-------- INPUT FOR THIS TASK --------

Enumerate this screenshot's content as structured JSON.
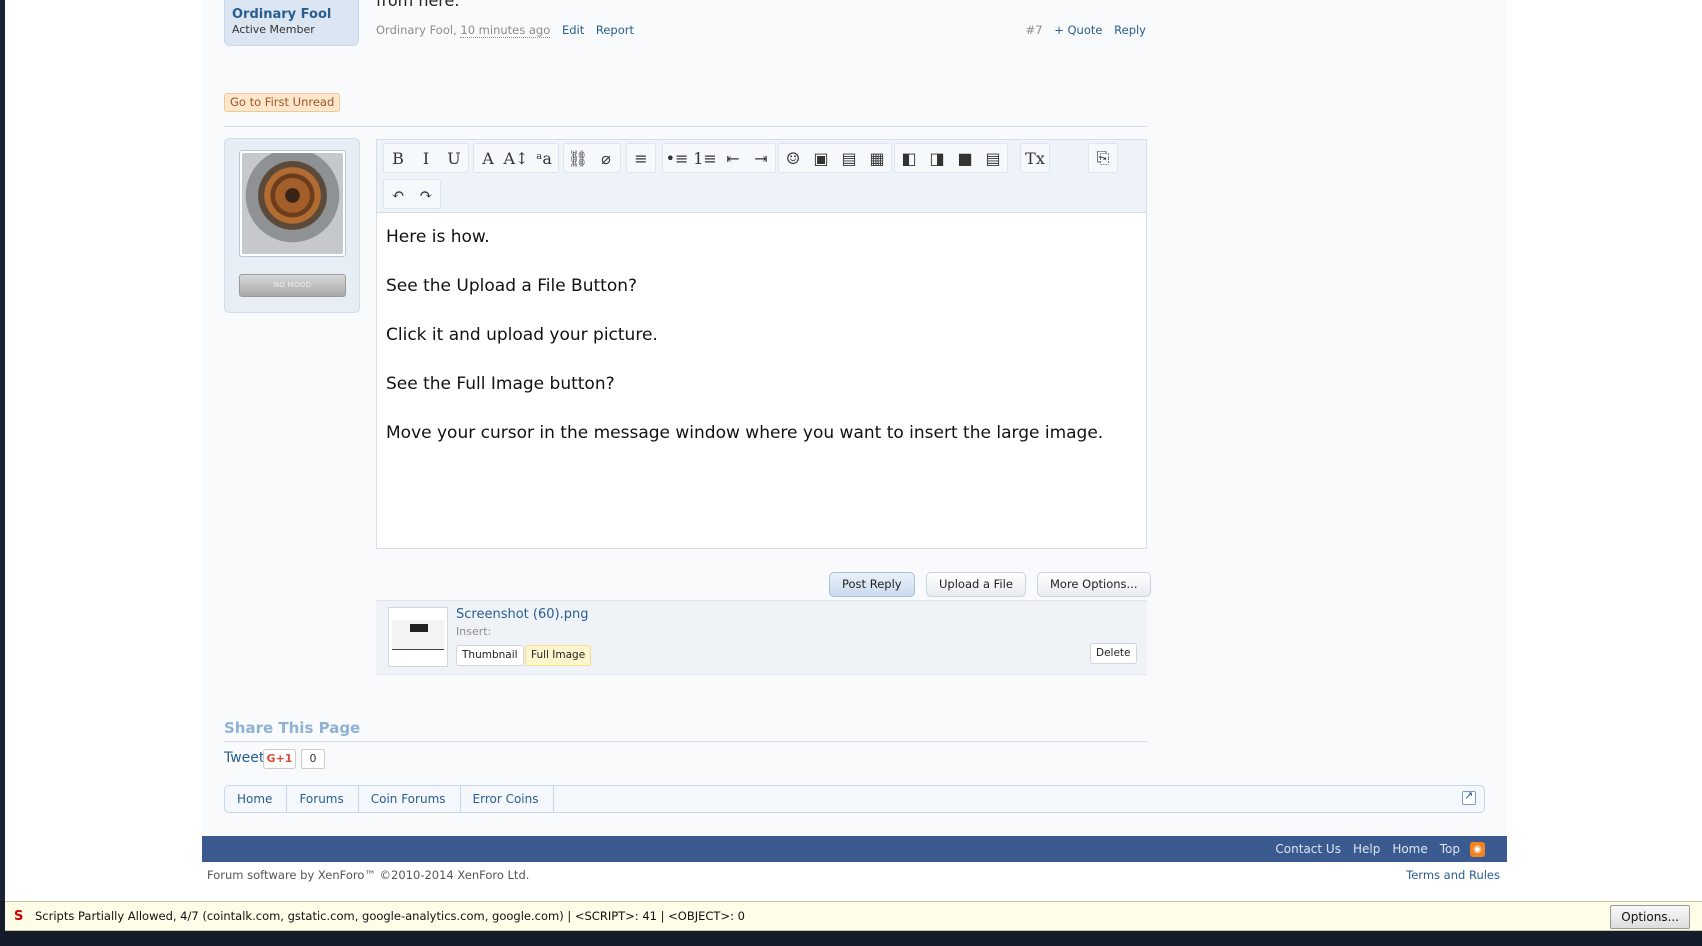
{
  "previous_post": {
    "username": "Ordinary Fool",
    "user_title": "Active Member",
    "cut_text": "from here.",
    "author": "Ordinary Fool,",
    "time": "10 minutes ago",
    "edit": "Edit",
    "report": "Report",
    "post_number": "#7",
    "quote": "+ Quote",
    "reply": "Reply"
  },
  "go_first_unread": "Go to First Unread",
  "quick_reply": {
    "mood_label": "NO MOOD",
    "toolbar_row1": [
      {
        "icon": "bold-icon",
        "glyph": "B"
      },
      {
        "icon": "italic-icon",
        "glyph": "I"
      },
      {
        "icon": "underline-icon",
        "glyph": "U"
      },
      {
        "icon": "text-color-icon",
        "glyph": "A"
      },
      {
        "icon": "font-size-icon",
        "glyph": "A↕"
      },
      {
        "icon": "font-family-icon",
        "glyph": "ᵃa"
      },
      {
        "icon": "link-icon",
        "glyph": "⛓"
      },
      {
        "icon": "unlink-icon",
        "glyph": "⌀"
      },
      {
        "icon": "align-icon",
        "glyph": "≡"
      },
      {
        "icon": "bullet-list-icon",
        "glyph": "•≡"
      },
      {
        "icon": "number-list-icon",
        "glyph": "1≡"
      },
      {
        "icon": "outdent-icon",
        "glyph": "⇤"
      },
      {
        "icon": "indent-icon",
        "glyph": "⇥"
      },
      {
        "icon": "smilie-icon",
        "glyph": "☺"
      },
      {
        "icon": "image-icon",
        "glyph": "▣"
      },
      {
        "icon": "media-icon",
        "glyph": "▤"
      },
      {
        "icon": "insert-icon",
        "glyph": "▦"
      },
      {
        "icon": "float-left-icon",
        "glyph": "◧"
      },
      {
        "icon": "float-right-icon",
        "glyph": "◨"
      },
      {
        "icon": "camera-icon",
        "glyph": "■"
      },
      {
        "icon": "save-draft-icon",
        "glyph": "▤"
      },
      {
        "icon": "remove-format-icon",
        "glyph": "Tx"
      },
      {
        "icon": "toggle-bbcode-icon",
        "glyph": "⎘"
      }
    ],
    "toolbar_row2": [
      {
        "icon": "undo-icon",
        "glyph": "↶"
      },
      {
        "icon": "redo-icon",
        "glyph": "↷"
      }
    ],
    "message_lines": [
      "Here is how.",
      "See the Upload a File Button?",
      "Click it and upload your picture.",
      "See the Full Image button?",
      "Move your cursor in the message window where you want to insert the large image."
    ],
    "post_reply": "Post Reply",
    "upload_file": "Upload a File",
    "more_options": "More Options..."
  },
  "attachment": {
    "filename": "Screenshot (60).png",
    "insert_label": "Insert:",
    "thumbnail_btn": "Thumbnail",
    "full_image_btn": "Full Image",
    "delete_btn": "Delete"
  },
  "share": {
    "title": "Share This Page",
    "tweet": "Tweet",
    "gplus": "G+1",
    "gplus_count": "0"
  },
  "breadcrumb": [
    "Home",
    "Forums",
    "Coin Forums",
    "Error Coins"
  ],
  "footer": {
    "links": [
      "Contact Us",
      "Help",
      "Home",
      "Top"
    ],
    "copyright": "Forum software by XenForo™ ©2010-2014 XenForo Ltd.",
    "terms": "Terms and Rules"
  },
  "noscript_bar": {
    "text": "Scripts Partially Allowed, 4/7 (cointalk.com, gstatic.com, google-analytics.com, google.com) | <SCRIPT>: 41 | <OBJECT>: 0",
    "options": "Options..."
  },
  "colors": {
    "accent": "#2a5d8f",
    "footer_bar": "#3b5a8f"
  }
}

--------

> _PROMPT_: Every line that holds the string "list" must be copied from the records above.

> _RESULT_:
        "icon": "bullet-list-icon",
        "icon": "number-list-icon",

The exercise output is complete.